BRIEF |
Records follow. Copy every line with "Salary".
::: DATA SECTION :::
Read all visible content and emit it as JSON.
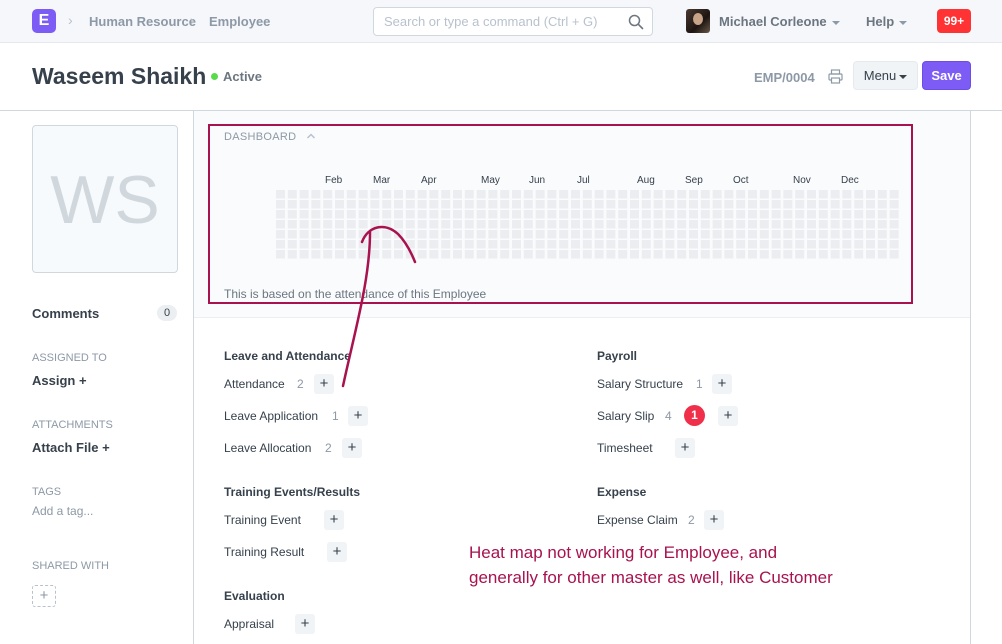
{
  "navbar": {
    "logo_letter": "E",
    "breadcrumbs": [
      "Human Resource",
      "Employee"
    ],
    "search_placeholder": "Search or type a command (Ctrl + G)",
    "user_name": "Michael Corleone",
    "help_label": "Help",
    "notification_count": "99+"
  },
  "page_head": {
    "title": "Waseem Shaikh",
    "status": "Active",
    "doc_id": "EMP/0004",
    "menu_label": "Menu",
    "save_label": "Save"
  },
  "sidebar": {
    "avatar_initials": "WS",
    "comments_label": "Comments",
    "comments_count": "0",
    "assigned_to_label": "ASSIGNED TO",
    "assign_label": "Assign +",
    "attachments_label": "ATTACHMENTS",
    "attach_label": "Attach File +",
    "tags_label": "TAGS",
    "add_tag_label": "Add a tag...",
    "shared_with_label": "SHARED WITH",
    "share_add": "+"
  },
  "dashboard": {
    "title": "DASHBOARD",
    "months": [
      "Feb",
      "Mar",
      "Apr",
      "May",
      "Jun",
      "Jul",
      "Aug",
      "Sep",
      "Oct",
      "Nov",
      "Dec"
    ],
    "note": "This is based on the attendance of this Employee",
    "heatmap": {
      "weeks": 53,
      "days": 7,
      "filled_cells": 0,
      "empty_color": "#ebedf0"
    }
  },
  "groups": {
    "leave": {
      "title": "Leave and Attendance",
      "items": [
        {
          "label": "Attendance",
          "count": "2"
        },
        {
          "label": "Leave Application",
          "count": "1"
        },
        {
          "label": "Leave Allocation",
          "count": "2"
        }
      ]
    },
    "payroll": {
      "title": "Payroll",
      "items": [
        {
          "label": "Salary Structure",
          "count": "1"
        },
        {
          "label": "Salary Slip",
          "count": "4",
          "badge": "1"
        },
        {
          "label": "Timesheet",
          "count": ""
        }
      ]
    },
    "training": {
      "title": "Training Events/Results",
      "items": [
        {
          "label": "Training Event",
          "count": ""
        },
        {
          "label": "Training Result",
          "count": ""
        }
      ]
    },
    "expense": {
      "title": "Expense",
      "items": [
        {
          "label": "Expense Claim",
          "count": "2"
        }
      ]
    },
    "evaluation": {
      "title": "Evaluation",
      "items": [
        {
          "label": "Appraisal",
          "count": ""
        }
      ]
    },
    "add_symbol": "+"
  },
  "annotation": {
    "text": "Heat map not working for Employee, and generally for other master as well, like Customer",
    "color": "#a8124f"
  },
  "colors": {
    "brand": "#7c5cf5",
    "status_active": "#5bd94d",
    "notification": "#ff3333"
  }
}
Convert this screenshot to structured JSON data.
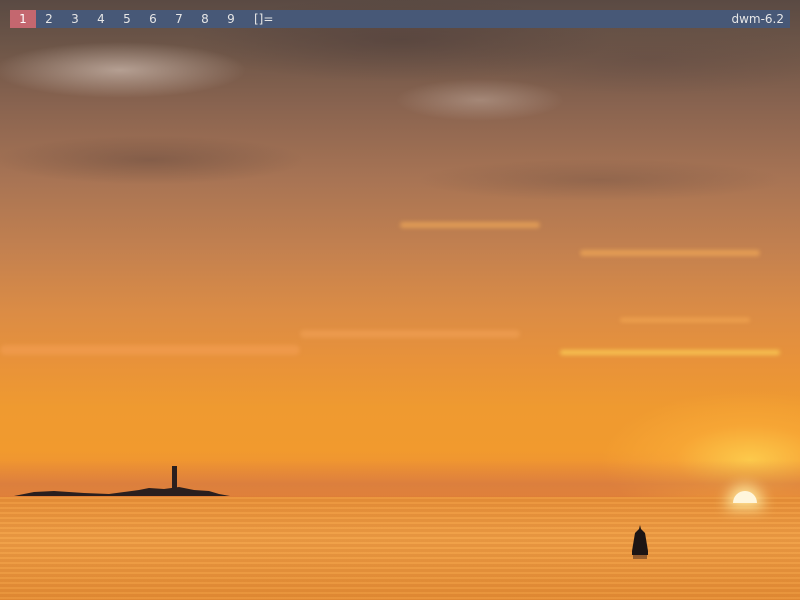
{
  "bar": {
    "tags": [
      "1",
      "2",
      "3",
      "4",
      "5",
      "6",
      "7",
      "8",
      "9"
    ],
    "selected_tag": "1",
    "layout_symbol": "[]=",
    "status_text": "dwm-6.2"
  },
  "colors": {
    "bar_background": "#475877",
    "selected_tag_background": "#c4676f",
    "bar_text": "#e6e6e6"
  },
  "wallpaper": {
    "icon": "sunset-sea-wallpaper"
  }
}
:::
SOLUTION TO THIS EXERCISE |
          "label": "Salary Structure",
          "label": "Salary Slip",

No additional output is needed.